Would you please output the records exactly as they appear below?
Top of Material provided
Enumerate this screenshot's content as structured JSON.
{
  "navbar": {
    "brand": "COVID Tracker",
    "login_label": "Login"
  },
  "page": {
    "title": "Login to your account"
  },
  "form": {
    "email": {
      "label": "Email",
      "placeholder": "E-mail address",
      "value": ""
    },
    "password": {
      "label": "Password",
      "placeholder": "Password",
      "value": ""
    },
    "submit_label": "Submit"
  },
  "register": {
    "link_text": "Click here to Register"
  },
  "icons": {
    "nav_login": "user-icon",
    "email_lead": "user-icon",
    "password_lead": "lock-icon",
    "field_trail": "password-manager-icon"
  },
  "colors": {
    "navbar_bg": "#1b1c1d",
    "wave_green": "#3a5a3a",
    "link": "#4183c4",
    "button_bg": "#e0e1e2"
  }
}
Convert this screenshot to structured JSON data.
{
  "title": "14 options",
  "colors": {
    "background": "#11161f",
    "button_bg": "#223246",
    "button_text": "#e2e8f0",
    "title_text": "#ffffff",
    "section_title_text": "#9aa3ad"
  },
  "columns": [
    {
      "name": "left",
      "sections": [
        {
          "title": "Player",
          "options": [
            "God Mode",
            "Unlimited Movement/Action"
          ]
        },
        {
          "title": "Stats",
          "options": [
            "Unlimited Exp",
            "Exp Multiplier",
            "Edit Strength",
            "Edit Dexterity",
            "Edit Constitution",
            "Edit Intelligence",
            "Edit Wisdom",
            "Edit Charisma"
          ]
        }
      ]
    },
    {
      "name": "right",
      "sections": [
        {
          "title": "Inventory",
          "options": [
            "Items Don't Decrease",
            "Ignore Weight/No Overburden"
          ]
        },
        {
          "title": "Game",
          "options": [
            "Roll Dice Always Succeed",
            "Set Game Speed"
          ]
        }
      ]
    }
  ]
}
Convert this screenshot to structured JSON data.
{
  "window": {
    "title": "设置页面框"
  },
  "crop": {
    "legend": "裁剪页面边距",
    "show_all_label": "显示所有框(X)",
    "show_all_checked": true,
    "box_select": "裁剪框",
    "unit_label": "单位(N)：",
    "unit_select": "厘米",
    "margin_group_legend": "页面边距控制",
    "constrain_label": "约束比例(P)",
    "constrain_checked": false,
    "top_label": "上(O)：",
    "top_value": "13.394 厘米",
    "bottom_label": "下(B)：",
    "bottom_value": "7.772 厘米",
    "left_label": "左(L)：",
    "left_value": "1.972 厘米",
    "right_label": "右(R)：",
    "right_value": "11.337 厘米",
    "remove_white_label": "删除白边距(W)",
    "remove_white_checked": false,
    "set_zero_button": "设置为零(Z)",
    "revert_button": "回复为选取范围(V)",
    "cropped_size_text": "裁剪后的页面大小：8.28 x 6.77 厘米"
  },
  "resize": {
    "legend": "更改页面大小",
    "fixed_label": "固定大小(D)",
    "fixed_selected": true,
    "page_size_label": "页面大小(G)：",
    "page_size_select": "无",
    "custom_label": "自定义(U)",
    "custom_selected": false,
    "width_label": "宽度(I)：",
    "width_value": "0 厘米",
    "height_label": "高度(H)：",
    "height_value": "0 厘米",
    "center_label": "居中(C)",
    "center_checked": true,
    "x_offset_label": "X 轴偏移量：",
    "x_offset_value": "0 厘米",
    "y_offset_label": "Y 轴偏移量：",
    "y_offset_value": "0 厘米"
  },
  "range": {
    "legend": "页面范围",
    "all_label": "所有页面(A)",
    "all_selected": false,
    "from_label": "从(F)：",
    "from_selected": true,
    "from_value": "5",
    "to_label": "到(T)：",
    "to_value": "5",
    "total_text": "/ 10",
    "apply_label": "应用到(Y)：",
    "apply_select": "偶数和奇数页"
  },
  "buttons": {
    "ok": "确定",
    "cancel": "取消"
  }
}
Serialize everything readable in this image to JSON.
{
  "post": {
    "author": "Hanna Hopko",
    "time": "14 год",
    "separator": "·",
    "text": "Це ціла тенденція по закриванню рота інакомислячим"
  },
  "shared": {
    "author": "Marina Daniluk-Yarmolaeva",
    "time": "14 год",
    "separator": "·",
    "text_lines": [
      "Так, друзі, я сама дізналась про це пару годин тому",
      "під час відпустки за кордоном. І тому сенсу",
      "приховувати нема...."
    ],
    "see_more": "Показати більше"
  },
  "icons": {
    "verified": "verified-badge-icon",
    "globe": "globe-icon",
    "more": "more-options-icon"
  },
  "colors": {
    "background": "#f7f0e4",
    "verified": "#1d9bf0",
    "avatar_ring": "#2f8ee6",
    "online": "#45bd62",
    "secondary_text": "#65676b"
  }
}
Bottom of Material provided
_Answer box_:
Enumerate this screenshot's content as structured JSON.
{
  "navbar": {
    "brand": "COVID Tracker",
    "login_label": "Login"
  },
  "page": {
    "title": "Login to your account"
  },
  "form": {
    "email": {
      "label": "Email",
      "placeholder": "E-mail address",
      "value": ""
    },
    "password": {
      "label": "Password",
      "placeholder": "Password",
      "value": ""
    },
    "submit_label": "Submit"
  },
  "register": {
    "link_text": "Click here to Register"
  },
  "icons": {
    "nav_login": "user-icon",
    "email_lead": "user-icon",
    "password_lead": "lock-icon",
    "field_trail": "password-manager-icon"
  },
  "colors": {
    "navbar_bg": "#1b1c1d",
    "wave_green": "#3a5a3a",
    "link": "#4183c4",
    "button_bg": "#e0e1e2"
  }
}
Convert this screenshot to structured JSON data.
{
  "title": "14 options",
  "colors": {
    "background": "#11161f",
    "button_bg": "#223246",
    "button_text": "#e2e8f0",
    "title_text": "#ffffff",
    "section_title_text": "#9aa3ad"
  },
  "columns": [
    {
      "name": "left",
      "sections": [
        {
          "title": "Player",
          "options": [
            "God Mode",
            "Unlimited Movement/Action"
          ]
        },
        {
          "title": "Stats",
          "options": [
            "Unlimited Exp",
            "Exp Multiplier",
            "Edit Strength",
            "Edit Dexterity",
            "Edit Constitution",
            "Edit Intelligence",
            "Edit Wisdom",
            "Edit Charisma"
          ]
        }
      ]
    },
    {
      "name": "right",
      "sections": [
        {
          "title": "Inventory",
          "options": [
            "Items Don't Decrease",
            "Ignore Weight/No Overburden"
          ]
        },
        {
          "title": "Game",
          "options": [
            "Roll Dice Always Succeed",
            "Set Game Speed"
          ]
        }
      ]
    }
  ]
}
Convert this screenshot to structured JSON data.
{
  "window": {
    "title": "设置页面框"
  },
  "crop": {
    "legend": "裁剪页面边距",
    "show_all_label": "显示所有框(X)",
    "show_all_checked": true,
    "box_select": "裁剪框",
    "unit_label": "单位(N)：",
    "unit_select": "厘米",
    "margin_group_legend": "页面边距控制",
    "constrain_label": "约束比例(P)",
    "constrain_checked": false,
    "top_label": "上(O)：",
    "top_value": "13.394 厘米",
    "bottom_label": "下(B)：",
    "bottom_value": "7.772 厘米",
    "left_label": "左(L)：",
    "left_value": "1.972 厘米",
    "right_label": "右(R)：",
    "right_value": "11.337 厘米",
    "remove_white_label": "删除白边距(W)",
    "remove_white_checked": false,
    "set_zero_button": "设置为零(Z)",
    "revert_button": "回复为选取范围(V)",
    "cropped_size_text": "裁剪后的页面大小：8.28 x 6.77 厘米"
  },
  "resize": {
    "legend": "更改页面大小",
    "fixed_label": "固定大小(D)",
    "fixed_selected": true,
    "page_size_label": "页面大小(G)：",
    "page_size_select": "无",
    "custom_label": "自定义(U)",
    "custom_selected": false,
    "width_label": "宽度(I)：",
    "width_value": "0 厘米",
    "height_label": "高度(H)：",
    "height_value": "0 厘米",
    "center_label": "居中(C)",
    "center_checked": true,
    "x_offset_label": "X 轴偏移量：",
    "x_offset_value": "0 厘米",
    "y_offset_label": "Y 轴偏移量：",
    "y_offset_value": "0 厘米"
  },
  "range": {
    "legend": "页面范围",
    "all_label": "所有页面(A)",
    "all_selected": false,
    "from_label": "从(F)：",
    "from_selected": true,
    "from_value": "5",
    "to_label": "到(T)：",
    "to_value": "5",
    "total_text": "/ 10",
    "apply_label": "应用到(Y)：",
    "apply_select": "偶数和奇数页"
  },
  "buttons": {
    "ok": "确定",
    "cancel": "取消"
  }
}
Serialize everything readable in this image to JSON.
{
  "post": {
    "author": "Hanna Hopko",
    "time": "14 год",
    "separator": "·",
    "text": "Це ціла тенденція по закриванню рота інакомислячим"
  },
  "shared": {
    "author": "Marina Daniluk-Yarmolaeva",
    "time": "14 год",
    "separator": "·",
    "text_lines": [
      "Так, друзі, я сама дізналась про це пару годин тому",
      "під час відпустки за кордоном. І тому сенсу",
      "приховувати нема...."
    ],
    "see_more": "Показати більше"
  },
  "icons": {
    "verified": "verified-badge-icon",
    "globe": "globe-icon",
    "more": "more-options-icon"
  },
  "colors": {
    "background": "#f7f0e4",
    "verified": "#1d9bf0",
    "avatar_ring": "#2f8ee6",
    "online": "#45bd62",
    "secondary_text": "#65676b"
  }
}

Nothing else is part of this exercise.